PROBLEM TO WORK ON: A word-for-word restatement of every record is required.

#### TASK INPUTS

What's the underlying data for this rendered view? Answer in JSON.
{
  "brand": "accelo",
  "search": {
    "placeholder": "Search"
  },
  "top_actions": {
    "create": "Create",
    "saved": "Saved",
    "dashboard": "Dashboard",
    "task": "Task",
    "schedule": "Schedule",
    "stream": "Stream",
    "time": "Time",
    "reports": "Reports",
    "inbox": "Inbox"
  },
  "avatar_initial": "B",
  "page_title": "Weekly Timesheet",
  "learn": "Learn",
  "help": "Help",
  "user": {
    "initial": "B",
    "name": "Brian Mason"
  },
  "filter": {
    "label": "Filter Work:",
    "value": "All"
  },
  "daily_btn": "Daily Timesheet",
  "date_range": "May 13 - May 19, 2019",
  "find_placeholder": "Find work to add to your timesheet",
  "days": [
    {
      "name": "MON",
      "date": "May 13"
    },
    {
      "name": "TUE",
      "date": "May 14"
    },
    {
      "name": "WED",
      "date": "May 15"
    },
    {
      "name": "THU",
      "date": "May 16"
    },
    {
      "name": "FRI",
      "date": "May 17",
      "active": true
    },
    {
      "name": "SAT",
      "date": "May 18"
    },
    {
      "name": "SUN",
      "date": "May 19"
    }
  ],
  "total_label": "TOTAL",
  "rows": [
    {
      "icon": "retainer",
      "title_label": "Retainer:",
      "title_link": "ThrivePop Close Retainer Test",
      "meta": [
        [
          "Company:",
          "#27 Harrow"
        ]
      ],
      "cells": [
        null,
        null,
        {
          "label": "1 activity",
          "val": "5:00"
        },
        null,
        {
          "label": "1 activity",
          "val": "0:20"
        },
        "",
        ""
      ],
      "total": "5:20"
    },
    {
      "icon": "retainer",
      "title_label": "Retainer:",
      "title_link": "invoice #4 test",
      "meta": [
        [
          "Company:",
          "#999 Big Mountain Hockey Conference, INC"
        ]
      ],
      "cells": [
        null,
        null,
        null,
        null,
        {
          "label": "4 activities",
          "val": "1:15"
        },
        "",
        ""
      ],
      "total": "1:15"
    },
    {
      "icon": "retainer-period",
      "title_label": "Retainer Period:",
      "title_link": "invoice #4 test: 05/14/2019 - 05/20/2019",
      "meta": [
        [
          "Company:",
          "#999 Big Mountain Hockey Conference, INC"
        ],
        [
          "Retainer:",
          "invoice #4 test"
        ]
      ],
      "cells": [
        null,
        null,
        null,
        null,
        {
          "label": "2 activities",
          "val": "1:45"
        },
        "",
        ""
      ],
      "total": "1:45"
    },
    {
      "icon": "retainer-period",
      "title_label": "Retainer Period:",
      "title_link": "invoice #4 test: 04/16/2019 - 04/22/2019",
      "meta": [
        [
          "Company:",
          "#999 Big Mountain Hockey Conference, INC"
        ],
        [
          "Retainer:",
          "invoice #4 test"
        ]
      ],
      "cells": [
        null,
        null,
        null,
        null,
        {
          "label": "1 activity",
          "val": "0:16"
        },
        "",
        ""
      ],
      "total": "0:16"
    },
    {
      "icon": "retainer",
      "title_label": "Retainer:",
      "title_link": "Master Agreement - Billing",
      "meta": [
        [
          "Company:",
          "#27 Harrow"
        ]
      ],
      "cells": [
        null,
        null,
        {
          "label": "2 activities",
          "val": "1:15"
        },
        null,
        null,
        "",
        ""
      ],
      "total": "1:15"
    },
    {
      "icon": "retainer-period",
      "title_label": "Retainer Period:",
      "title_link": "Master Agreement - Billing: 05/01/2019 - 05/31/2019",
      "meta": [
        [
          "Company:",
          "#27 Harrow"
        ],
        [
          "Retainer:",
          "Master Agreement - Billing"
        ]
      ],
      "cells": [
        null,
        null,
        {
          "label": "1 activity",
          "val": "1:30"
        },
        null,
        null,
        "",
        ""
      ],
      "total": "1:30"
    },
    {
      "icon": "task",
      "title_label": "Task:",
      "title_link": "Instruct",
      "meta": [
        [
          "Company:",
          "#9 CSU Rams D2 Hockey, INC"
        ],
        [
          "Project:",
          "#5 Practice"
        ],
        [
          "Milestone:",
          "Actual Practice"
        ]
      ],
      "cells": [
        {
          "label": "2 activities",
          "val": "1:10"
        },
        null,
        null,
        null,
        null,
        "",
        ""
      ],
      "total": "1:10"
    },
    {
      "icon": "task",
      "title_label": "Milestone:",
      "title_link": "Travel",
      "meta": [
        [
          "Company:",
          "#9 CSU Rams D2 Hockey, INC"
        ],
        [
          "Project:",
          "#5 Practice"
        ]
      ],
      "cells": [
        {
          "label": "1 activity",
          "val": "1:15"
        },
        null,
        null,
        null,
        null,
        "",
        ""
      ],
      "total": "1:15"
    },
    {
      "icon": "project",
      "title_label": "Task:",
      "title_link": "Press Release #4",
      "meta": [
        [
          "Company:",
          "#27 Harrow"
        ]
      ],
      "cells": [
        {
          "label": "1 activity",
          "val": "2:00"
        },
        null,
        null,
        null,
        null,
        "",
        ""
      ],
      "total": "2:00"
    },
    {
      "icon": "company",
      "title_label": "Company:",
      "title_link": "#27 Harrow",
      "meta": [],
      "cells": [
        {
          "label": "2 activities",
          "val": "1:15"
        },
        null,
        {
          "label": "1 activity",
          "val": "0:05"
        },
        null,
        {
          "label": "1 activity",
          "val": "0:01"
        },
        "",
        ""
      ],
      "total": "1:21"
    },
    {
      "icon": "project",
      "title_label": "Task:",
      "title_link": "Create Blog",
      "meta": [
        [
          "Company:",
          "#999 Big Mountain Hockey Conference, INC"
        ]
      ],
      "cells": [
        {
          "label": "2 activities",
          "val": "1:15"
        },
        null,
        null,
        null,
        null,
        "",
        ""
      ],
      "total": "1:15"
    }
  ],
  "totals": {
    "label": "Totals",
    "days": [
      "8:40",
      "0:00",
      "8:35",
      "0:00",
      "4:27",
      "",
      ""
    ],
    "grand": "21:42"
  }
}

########

ANSWER SECTION:
What's the underlying data for this rendered view? Answer in JSON.
{
  "brand": "accelo",
  "search": {
    "placeholder": "Search"
  },
  "top_actions": {
    "create": "Create",
    "saved": "Saved",
    "dashboard": "Dashboard",
    "task": "Task",
    "schedule": "Schedule",
    "stream": "Stream",
    "time": "Time",
    "reports": "Reports",
    "inbox": "Inbox"
  },
  "avatar_initial": "B",
  "page_title": "Weekly Timesheet",
  "learn": "Learn",
  "help": "Help",
  "user": {
    "initial": "B",
    "name": "Brian Mason"
  },
  "filter": {
    "label": "Filter Work:",
    "value": "All"
  },
  "daily_btn": "Daily Timesheet",
  "date_range": "May 13 - May 19, 2019",
  "find_placeholder": "Find work to add to your timesheet",
  "days": [
    {
      "name": "MON",
      "date": "May 13"
    },
    {
      "name": "TUE",
      "date": "May 14"
    },
    {
      "name": "WED",
      "date": "May 15"
    },
    {
      "name": "THU",
      "date": "May 16"
    },
    {
      "name": "FRI",
      "date": "May 17",
      "active": true
    },
    {
      "name": "SAT",
      "date": "May 18"
    },
    {
      "name": "SUN",
      "date": "May 19"
    }
  ],
  "total_label": "TOTAL",
  "rows": [
    {
      "icon": "retainer",
      "title_label": "Retainer:",
      "title_link": "ThrivePop Close Retainer Test",
      "meta": [
        [
          "Company:",
          "#27 Harrow"
        ]
      ],
      "cells": [
        null,
        null,
        {
          "label": "1 activity",
          "val": "5:00"
        },
        null,
        {
          "label": "1 activity",
          "val": "0:20"
        },
        "",
        ""
      ],
      "total": "5:20"
    },
    {
      "icon": "retainer",
      "title_label": "Retainer:",
      "title_link": "invoice #4 test",
      "meta": [
        [
          "Company:",
          "#999 Big Mountain Hockey Conference, INC"
        ]
      ],
      "cells": [
        null,
        null,
        null,
        null,
        {
          "label": "4 activities",
          "val": "1:15"
        },
        "",
        ""
      ],
      "total": "1:15"
    },
    {
      "icon": "retainer-period",
      "title_label": "Retainer Period:",
      "title_link": "invoice #4 test: 05/14/2019 - 05/20/2019",
      "meta": [
        [
          "Company:",
          "#999 Big Mountain Hockey Conference, INC"
        ],
        [
          "Retainer:",
          "invoice #4 test"
        ]
      ],
      "cells": [
        null,
        null,
        null,
        null,
        {
          "label": "2 activities",
          "val": "1:45"
        },
        "",
        ""
      ],
      "total": "1:45"
    },
    {
      "icon": "retainer-period",
      "title_label": "Retainer Period:",
      "title_link": "invoice #4 test: 04/16/2019 - 04/22/2019",
      "meta": [
        [
          "Company:",
          "#999 Big Mountain Hockey Conference, INC"
        ],
        [
          "Retainer:",
          "invoice #4 test"
        ]
      ],
      "cells": [
        null,
        null,
        null,
        null,
        {
          "label": "1 activity",
          "val": "0:16"
        },
        "",
        ""
      ],
      "total": "0:16"
    },
    {
      "icon": "retainer",
      "title_label": "Retainer:",
      "title_link": "Master Agreement - Billing",
      "meta": [
        [
          "Company:",
          "#27 Harrow"
        ]
      ],
      "cells": [
        null,
        null,
        {
          "label": "2 activities",
          "val": "1:15"
        },
        null,
        null,
        "",
        ""
      ],
      "total": "1:15"
    },
    {
      "icon": "retainer-period",
      "title_label": "Retainer Period:",
      "title_link": "Master Agreement - Billing: 05/01/2019 - 05/31/2019",
      "meta": [
        [
          "Company:",
          "#27 Harrow"
        ],
        [
          "Retainer:",
          "Master Agreement - Billing"
        ]
      ],
      "cells": [
        null,
        null,
        {
          "label": "1 activity",
          "val": "1:30"
        },
        null,
        null,
        "",
        ""
      ],
      "total": "1:30"
    },
    {
      "icon": "task",
      "title_label": "Task:",
      "title_link": "Instruct",
      "meta": [
        [
          "Company:",
          "#9 CSU Rams D2 Hockey, INC"
        ],
        [
          "Project:",
          "#5 Practice"
        ],
        [
          "Milestone:",
          "Actual Practice"
        ]
      ],
      "cells": [
        {
          "label": "2 activities",
          "val": "1:10"
        },
        null,
        null,
        null,
        null,
        "",
        ""
      ],
      "total": "1:10"
    },
    {
      "icon": "task",
      "title_label": "Milestone:",
      "title_link": "Travel",
      "meta": [
        [
          "Company:",
          "#9 CSU Rams D2 Hockey, INC"
        ],
        [
          "Project:",
          "#5 Practice"
        ]
      ],
      "cells": [
        {
          "label": "1 activity",
          "val": "1:15"
        },
        null,
        null,
        null,
        null,
        "",
        ""
      ],
      "total": "1:15"
    },
    {
      "icon": "project",
      "title_label": "Task:",
      "title_link": "Press Release #4",
      "meta": [
        [
          "Company:",
          "#27 Harrow"
        ]
      ],
      "cells": [
        {
          "label": "1 activity",
          "val": "2:00"
        },
        null,
        null,
        null,
        null,
        "",
        ""
      ],
      "total": "2:00"
    },
    {
      "icon": "company",
      "title_label": "Company:",
      "title_link": "#27 Harrow",
      "meta": [],
      "cells": [
        {
          "label": "2 activities",
          "val": "1:15"
        },
        null,
        {
          "label": "1 activity",
          "val": "0:05"
        },
        null,
        {
          "label": "1 activity",
          "val": "0:01"
        },
        "",
        ""
      ],
      "total": "1:21"
    },
    {
      "icon": "project",
      "title_label": "Task:",
      "title_link": "Create Blog",
      "meta": [
        [
          "Company:",
          "#999 Big Mountain Hockey Conference, INC"
        ]
      ],
      "cells": [
        {
          "label": "2 activities",
          "val": "1:15"
        },
        null,
        null,
        null,
        null,
        "",
        ""
      ],
      "total": "1:15"
    }
  ],
  "totals": {
    "label": "Totals",
    "days": [
      "8:40",
      "0:00",
      "8:35",
      "0:00",
      "4:27",
      "",
      ""
    ],
    "grand": "21:42"
  }
}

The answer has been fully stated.